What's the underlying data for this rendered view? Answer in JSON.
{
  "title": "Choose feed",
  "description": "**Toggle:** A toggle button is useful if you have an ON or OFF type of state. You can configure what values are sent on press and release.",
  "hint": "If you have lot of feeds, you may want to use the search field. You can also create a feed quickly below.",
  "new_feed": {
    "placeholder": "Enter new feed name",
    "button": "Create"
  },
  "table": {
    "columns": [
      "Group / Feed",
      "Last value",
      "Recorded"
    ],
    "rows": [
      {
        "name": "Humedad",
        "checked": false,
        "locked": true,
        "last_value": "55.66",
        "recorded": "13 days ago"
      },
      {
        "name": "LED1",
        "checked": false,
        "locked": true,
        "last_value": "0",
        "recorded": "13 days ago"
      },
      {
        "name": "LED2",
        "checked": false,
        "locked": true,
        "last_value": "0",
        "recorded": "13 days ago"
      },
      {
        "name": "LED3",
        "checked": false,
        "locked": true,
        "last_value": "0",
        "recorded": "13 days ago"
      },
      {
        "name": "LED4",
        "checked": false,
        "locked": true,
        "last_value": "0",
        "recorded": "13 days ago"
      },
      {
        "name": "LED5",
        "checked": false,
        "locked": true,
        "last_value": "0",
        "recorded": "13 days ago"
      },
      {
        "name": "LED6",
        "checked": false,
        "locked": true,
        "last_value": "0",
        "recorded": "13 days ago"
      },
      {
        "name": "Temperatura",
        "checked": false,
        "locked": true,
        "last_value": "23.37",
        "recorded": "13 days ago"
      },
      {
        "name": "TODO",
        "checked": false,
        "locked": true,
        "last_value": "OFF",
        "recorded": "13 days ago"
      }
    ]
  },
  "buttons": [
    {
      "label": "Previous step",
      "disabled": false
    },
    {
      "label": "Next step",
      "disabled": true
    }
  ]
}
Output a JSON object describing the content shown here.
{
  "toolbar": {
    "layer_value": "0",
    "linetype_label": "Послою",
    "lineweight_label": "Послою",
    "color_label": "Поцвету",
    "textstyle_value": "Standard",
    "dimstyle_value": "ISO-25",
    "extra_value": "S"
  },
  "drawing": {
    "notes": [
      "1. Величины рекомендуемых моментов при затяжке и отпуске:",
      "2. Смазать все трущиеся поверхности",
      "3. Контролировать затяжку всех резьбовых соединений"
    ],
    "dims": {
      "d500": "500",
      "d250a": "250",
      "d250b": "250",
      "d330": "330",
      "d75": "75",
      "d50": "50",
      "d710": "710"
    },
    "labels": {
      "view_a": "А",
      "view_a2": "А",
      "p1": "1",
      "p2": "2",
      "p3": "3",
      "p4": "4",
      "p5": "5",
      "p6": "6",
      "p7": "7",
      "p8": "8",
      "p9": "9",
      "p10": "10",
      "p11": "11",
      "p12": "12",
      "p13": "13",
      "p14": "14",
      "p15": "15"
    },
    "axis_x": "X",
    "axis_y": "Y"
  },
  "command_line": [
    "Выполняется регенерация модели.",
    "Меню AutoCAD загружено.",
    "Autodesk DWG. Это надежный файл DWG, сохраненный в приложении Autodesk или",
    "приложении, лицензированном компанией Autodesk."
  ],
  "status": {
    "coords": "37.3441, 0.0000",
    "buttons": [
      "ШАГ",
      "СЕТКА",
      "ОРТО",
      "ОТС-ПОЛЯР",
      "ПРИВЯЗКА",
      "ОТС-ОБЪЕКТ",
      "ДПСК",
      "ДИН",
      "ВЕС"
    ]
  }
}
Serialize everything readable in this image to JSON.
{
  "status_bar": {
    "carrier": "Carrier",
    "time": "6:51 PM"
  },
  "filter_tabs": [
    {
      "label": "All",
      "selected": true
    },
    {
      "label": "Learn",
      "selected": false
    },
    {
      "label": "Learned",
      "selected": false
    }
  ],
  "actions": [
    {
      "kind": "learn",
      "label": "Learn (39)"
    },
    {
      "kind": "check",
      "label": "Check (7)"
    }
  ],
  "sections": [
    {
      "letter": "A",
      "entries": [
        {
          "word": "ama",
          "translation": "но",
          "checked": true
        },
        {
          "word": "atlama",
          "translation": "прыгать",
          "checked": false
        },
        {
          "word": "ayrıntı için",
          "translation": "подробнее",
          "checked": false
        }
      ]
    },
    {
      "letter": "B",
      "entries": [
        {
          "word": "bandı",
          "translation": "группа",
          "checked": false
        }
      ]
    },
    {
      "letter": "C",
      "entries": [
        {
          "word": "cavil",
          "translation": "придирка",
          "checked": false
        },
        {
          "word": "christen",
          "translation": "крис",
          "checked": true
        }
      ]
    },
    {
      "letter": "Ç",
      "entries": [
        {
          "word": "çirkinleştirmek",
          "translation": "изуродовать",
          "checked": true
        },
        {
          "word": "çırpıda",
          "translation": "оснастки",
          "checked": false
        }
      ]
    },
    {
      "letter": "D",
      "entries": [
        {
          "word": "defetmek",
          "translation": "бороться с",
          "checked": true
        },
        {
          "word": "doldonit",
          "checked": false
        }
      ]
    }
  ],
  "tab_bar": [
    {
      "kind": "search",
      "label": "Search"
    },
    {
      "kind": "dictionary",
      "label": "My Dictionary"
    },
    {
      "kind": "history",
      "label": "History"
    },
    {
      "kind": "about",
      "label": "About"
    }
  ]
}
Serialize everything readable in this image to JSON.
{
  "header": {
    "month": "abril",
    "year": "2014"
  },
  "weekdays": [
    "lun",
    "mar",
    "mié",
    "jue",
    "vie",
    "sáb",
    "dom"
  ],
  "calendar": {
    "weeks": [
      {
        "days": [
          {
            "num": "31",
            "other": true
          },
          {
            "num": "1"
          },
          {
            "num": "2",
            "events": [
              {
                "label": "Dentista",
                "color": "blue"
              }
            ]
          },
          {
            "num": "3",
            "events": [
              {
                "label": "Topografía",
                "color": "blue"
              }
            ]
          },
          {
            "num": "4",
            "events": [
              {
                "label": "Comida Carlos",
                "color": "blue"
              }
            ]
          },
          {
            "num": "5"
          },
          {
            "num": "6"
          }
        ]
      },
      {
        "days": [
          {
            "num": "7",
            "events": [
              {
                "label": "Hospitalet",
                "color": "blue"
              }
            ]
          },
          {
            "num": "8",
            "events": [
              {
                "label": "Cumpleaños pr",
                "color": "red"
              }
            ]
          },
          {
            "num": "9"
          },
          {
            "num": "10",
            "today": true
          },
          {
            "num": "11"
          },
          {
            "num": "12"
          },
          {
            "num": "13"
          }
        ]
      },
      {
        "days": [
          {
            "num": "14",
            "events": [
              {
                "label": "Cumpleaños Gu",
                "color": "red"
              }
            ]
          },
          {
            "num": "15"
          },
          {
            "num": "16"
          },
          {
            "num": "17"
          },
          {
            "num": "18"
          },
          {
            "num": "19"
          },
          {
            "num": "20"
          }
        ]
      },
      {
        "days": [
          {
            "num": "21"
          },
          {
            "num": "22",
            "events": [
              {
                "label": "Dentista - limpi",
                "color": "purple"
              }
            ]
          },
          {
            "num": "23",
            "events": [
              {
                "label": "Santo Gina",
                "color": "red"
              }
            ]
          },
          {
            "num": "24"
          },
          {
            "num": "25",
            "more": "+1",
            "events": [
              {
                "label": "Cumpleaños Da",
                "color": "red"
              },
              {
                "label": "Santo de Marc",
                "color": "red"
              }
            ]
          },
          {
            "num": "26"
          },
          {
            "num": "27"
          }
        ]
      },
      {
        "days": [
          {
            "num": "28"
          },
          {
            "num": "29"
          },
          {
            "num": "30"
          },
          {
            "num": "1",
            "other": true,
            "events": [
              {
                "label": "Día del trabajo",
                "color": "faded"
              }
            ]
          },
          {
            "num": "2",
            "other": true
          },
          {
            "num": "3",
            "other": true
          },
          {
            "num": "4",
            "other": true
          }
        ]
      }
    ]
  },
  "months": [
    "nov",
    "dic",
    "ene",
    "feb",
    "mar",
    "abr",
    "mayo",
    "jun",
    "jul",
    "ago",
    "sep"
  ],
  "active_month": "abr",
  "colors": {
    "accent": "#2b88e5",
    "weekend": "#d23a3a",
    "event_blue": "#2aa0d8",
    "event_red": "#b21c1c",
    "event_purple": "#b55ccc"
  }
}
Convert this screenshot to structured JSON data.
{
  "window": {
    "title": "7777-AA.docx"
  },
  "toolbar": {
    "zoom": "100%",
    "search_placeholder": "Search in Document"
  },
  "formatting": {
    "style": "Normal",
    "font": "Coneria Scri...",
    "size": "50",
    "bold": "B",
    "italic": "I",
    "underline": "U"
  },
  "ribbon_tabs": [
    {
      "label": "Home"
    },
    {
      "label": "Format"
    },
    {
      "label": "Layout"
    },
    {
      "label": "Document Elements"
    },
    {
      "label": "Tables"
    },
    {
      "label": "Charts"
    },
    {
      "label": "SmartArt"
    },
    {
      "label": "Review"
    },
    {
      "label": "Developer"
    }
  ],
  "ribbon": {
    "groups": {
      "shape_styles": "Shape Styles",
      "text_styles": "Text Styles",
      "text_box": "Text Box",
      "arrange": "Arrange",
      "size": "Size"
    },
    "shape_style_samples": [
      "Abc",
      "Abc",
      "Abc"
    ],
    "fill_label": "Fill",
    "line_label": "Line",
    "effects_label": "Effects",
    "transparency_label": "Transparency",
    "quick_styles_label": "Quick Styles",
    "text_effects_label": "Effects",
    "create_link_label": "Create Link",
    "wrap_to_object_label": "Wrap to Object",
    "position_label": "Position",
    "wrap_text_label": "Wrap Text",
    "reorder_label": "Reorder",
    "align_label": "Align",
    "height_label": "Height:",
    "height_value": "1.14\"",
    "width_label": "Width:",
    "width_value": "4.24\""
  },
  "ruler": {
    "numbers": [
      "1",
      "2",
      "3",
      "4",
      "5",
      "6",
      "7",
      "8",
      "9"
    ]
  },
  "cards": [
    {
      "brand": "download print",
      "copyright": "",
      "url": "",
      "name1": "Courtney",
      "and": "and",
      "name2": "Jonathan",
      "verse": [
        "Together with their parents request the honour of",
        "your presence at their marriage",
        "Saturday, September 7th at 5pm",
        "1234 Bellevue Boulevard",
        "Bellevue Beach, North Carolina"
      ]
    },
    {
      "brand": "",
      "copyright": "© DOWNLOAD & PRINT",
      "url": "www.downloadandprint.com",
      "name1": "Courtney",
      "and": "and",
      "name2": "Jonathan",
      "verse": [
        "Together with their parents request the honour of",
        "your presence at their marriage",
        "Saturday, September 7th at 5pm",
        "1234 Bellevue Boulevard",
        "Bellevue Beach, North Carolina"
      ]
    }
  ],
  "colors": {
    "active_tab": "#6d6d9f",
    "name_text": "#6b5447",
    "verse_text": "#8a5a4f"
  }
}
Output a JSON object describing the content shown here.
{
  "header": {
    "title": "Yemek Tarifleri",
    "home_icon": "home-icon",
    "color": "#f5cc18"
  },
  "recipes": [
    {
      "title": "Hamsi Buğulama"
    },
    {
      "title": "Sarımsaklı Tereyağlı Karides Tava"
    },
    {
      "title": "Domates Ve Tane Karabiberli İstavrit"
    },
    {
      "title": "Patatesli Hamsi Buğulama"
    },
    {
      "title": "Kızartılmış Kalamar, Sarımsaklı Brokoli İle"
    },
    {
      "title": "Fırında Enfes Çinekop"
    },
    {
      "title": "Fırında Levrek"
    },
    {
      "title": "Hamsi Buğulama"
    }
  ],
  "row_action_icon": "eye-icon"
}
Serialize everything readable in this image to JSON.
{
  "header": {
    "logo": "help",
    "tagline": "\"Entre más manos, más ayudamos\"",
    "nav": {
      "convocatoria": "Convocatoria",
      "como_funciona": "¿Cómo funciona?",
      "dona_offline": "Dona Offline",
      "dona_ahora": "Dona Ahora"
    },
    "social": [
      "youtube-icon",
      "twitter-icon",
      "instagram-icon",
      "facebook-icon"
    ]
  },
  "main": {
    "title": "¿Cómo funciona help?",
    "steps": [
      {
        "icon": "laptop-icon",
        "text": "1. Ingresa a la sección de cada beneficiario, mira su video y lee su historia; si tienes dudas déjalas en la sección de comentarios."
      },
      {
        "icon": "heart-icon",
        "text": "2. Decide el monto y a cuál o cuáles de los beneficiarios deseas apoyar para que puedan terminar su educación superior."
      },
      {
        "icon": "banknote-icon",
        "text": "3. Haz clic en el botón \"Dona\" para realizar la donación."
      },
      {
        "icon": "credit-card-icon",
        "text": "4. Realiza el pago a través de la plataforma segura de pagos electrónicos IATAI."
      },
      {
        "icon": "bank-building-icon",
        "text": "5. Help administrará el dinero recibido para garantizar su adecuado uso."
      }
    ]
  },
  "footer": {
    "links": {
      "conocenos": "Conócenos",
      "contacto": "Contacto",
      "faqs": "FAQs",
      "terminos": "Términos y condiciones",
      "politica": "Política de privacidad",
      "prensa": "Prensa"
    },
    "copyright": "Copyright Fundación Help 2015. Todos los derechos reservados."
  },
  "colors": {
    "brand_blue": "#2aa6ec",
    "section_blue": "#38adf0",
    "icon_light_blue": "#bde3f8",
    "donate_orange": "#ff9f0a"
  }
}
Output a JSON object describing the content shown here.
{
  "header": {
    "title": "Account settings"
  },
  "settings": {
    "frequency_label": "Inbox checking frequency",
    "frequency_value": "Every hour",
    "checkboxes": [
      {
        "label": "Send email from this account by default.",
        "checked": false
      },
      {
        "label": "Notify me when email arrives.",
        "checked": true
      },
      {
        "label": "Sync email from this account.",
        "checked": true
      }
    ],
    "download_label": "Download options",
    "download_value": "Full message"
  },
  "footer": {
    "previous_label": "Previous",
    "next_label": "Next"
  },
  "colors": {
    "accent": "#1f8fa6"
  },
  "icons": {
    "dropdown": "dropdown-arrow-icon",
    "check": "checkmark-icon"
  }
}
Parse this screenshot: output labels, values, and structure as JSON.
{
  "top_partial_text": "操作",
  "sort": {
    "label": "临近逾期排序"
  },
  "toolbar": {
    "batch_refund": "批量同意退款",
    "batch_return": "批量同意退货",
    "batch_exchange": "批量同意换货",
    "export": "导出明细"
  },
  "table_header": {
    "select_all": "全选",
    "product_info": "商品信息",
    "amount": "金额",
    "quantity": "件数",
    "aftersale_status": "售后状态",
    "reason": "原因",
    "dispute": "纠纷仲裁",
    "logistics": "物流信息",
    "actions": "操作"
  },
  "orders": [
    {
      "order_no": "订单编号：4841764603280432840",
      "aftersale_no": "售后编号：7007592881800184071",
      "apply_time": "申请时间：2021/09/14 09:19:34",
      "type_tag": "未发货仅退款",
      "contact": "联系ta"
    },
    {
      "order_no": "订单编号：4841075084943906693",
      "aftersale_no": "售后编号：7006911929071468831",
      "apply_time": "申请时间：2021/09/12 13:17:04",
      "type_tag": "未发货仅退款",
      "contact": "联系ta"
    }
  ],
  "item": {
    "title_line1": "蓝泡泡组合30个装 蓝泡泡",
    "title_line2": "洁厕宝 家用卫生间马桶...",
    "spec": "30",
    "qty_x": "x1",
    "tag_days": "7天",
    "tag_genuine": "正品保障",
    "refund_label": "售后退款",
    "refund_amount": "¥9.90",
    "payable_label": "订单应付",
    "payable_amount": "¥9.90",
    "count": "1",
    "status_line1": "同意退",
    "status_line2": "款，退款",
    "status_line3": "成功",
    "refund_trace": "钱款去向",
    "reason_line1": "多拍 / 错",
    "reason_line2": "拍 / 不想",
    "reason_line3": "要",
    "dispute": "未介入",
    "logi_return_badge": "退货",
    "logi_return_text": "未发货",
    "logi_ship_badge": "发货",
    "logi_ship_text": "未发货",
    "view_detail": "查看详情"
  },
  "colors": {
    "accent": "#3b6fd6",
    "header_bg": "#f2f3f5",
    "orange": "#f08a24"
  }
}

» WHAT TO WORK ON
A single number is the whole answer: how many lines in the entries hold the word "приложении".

» ANSWER SPACE
2